It’s becoming increasing clear that any remote work policy is doomed to fail. Restrict people’s ability to work remotely in almost any way and they’ll go work for someone who won’t do that. Let everyone work remotely all the time and you’ll lose any benefit of people being in the same physical space. So, stop trying to find the right remote work policy. Instead, adopt principle-based remote work guidelines that reinforce your purpose and culture.
- POLICY: A mandatory, definite course or method of action that all must follow like, “Respond to all customer inquiries within 24 hours.”
- GUIDELINE: A preferred course or method of action that all should generally follow like, “Try to get back to all customers within 24 hours.”
- PRINCIPLE: A way of thinking about actions like “Think customers first and pull in the people you need to answer customer inquiries right the first time as fast you can.”
The literally hundreds of comments on my initial article on remote work and the tragedy of the commons were all blisteringly negative. People are taking their right to work remotely extremely personally and emotionally lashing out at anyone suggesting or trying to take any part of that right away.
One person explained that she worked in a small regional office of a national company. When she and all her colleagues in that office showed up at the office, they spent all day on video calls with people in the company’s main office. There was no benefit at all to anyone or to the company to her commuting to this office to do exactly what she could do at home. But the corporate policy was that she had to be in the office three days a week.
Thankfully, that company is in the process of deliberately evolving its culture to be more community focused. Some of their community-focused principles include:
- Working collaboratively as a community marked by loyalty, mutual support, and team spirit
- Building 2-way trust and respect
- Giving all the opportunity to learn and grow in the way that is most appropriate for them
- Delivering individual and organizational results together
- Having fun.
They then thought through how to deal with the remote versus in-office work issue and decided not to have any mandatory policies.
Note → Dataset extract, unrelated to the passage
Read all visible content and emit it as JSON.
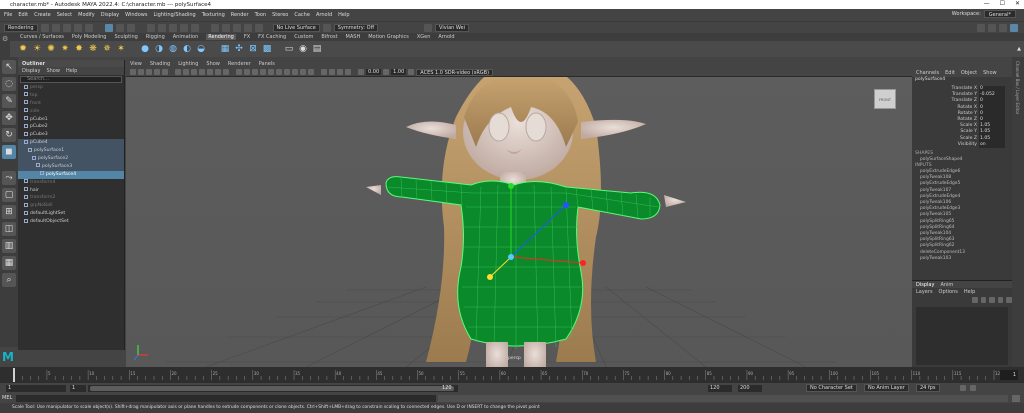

Instead, they put in place recommended guidelines in line with their new principles. Those guidelines include:
- Be fully able to work with others at work wherever you are. It doesn’t matter if you’re in the office, at home, or somewhere else. You need to have all the technology required to be fully engaged. That means you can’t say, “Sorry, I’m in an area with weak coverage,” or “Sorry, I’m in the car and five minutes away from home.” If you can’t work from where you are, you should be in the office.
- Be fully present in all meetings (live or remote.) This means no multi-tasking, no pausing to let the refrigerator repair person in or the like.
- Be physically present together when it’s important for any of the principles for community. This means you may need to be physically present to:
- Work collaboratively as a community marked by loyalty, mutual support, and team spirit
- Build 2-way trust and respect
- Give others or take the opportunity to learn and grow together.
- Deliver individual and organizational results together
- Have fun
The CEO of another organization couldn’t have any blanket remote work policies because some of her team did work that could be done only with them physically present. Thus, any sort of hybrid remote policy would apply only to the “fat cats” in the corporate HQ, making everyone else feel like second class citizens.
Implications for you
Remote work is here to stay. Some were doing it way before COVID. Most white-collar workers had to do it after COVID and were forced to make it work. The savings in commuting time and improvements in work-life balance are compelling.
Fighting the shift to remote is like fighting the tide. The tide and remote work are going to win.
Stop fighting the shift. Policies won’t work.
Instead, get your people aligned around the organization’s mission, vision, and values.
Co-create a set of principles to make those values actionable.
Then co-create a set of guidelines for in-office and remote work in line with those principles and embed them in your culture.
In either case, you’re not done when the checklist is done. Keep learning. Keep adjusting. Click here for a categorized list of my Forbes articles (of which this is #839) I focus on executive onboarding and transition acceleration. Click on these links for free executive summaries of my books: “The New Leader’s 100-Day Action Plan” and “The Merger & Acquisition Leader’s Playbook Follow me on Twitter.